The mahoutship and the maintenance of elephant management represent the fact that humans and elephants can have a good companionship.

In the context of the Sri Lankan elephant conservation, there are challenges of affability with regard to the companionship of the humans and elephants.

A population of about 4,000 elephants live in protected areas of forest fragmentation, transit centres, orphanages, cultivated lands and lands belonging to private owners. It is reported that both, humans and elephants in their encounters get affected, and both get killed annually during these encounters.

Frequent occurrence

Due to the rapid increase of human settlement and urbanisation, the human-elephant conflict is not a strange phenomenon but a frequent occurrence equally disturbing both, the human and the elephant. The squabble for land space is one of the central reasons for the conflict.

M.P.J Dharmaratne and P.C. Magedaragamage in their research of ‘Human-Elephant conflict and solutions to it in Sri Lanka’ state that the elephant survival is mainly threatened by deforestation, monoculture tree plantations, encroachment, burning and shifting cultivation.

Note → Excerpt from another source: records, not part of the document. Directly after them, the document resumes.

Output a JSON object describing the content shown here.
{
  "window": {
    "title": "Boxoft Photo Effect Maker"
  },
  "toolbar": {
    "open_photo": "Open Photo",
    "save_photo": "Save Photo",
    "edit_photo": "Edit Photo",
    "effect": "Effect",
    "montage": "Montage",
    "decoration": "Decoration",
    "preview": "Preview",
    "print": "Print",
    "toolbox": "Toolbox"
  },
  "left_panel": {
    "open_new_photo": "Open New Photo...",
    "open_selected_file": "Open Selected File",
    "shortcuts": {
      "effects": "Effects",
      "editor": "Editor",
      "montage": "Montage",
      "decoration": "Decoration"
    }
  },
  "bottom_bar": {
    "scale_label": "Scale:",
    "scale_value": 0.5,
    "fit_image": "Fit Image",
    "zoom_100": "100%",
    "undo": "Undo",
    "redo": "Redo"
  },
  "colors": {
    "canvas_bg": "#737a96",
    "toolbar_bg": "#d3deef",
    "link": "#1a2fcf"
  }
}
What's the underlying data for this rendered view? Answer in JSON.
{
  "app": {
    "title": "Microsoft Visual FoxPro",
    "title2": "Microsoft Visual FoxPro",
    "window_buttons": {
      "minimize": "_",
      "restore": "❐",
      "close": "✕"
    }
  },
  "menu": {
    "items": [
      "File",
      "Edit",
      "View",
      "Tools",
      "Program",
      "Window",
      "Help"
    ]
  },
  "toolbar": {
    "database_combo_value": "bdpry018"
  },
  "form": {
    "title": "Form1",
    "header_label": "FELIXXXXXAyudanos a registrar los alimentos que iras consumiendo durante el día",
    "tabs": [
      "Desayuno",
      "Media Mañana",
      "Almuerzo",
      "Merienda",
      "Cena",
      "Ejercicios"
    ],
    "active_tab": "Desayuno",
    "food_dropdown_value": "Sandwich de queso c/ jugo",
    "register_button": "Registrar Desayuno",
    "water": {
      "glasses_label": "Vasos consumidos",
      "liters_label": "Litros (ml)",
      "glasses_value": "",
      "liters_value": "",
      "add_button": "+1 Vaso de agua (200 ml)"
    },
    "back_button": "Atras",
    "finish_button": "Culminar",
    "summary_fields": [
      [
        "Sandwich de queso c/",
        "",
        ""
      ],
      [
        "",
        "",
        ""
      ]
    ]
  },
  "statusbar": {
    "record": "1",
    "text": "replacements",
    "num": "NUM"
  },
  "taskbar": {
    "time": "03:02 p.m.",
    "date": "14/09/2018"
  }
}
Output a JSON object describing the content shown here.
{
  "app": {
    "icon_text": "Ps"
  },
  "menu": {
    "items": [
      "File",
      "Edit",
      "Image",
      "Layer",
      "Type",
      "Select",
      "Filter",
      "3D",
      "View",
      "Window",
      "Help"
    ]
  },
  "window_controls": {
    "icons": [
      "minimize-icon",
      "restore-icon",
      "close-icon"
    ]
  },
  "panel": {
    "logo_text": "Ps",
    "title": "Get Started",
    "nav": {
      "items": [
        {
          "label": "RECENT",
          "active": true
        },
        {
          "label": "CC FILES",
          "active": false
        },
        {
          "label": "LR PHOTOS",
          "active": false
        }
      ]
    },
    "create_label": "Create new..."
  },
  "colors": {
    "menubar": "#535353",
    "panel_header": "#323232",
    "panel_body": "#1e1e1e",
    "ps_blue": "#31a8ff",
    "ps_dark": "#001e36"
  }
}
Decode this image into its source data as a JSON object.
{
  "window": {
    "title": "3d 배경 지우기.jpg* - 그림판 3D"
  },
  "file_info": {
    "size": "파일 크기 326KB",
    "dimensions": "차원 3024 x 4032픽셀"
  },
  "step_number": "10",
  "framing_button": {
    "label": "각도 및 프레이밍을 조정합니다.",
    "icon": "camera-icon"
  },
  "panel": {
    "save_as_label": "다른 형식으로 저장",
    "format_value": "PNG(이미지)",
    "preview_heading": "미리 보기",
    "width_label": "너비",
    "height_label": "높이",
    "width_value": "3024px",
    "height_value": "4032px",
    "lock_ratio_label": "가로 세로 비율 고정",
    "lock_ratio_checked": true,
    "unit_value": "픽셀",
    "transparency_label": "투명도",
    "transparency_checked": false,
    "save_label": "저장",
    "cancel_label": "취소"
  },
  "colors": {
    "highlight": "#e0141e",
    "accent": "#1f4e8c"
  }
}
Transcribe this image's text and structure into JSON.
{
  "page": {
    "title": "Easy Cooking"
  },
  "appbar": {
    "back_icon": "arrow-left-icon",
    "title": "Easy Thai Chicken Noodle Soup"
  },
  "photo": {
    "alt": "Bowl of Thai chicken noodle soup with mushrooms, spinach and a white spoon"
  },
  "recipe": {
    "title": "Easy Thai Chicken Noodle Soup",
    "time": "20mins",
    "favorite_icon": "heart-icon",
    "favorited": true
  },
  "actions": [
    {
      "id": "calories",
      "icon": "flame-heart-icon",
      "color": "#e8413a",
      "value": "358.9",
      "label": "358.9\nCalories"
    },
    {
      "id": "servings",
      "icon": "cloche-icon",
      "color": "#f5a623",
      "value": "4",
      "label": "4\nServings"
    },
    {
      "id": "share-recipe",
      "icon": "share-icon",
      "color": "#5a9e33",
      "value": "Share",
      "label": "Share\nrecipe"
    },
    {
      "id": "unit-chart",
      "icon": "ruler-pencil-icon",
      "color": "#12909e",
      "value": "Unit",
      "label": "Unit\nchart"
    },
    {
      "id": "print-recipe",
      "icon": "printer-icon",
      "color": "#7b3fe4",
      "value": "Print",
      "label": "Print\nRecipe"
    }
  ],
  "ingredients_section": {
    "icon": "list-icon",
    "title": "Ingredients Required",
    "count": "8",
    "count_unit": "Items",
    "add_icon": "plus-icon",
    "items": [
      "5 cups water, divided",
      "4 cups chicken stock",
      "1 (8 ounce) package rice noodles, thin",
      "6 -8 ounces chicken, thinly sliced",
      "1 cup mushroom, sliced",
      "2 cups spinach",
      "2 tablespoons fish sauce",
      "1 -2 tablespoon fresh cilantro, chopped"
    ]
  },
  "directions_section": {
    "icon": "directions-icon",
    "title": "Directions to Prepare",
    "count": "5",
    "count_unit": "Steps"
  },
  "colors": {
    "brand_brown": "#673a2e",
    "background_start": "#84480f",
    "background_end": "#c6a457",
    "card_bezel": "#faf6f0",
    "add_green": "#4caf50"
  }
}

There has been news on human-elephant conflict happening particularly as the elephants infiltrate into the cultivated lands of the farming community whose lands are located adjoining elephant habitats.

The conflict is ubiquitous in areas where elephant migration route lies through small forest pockets. Bengtsson and his fellow researchers suggest that ‘dynamic reserves’ which can cling to the lively migration routes of the elephants beyond their existing boundaries should be encouraged without restricting the elephant’s movement to the protected areas.

This type of approach might lessen and mitigate the dreadful consequences of the human-elephant conflict and reshape the cordiality of the age-old human-elephant companionship.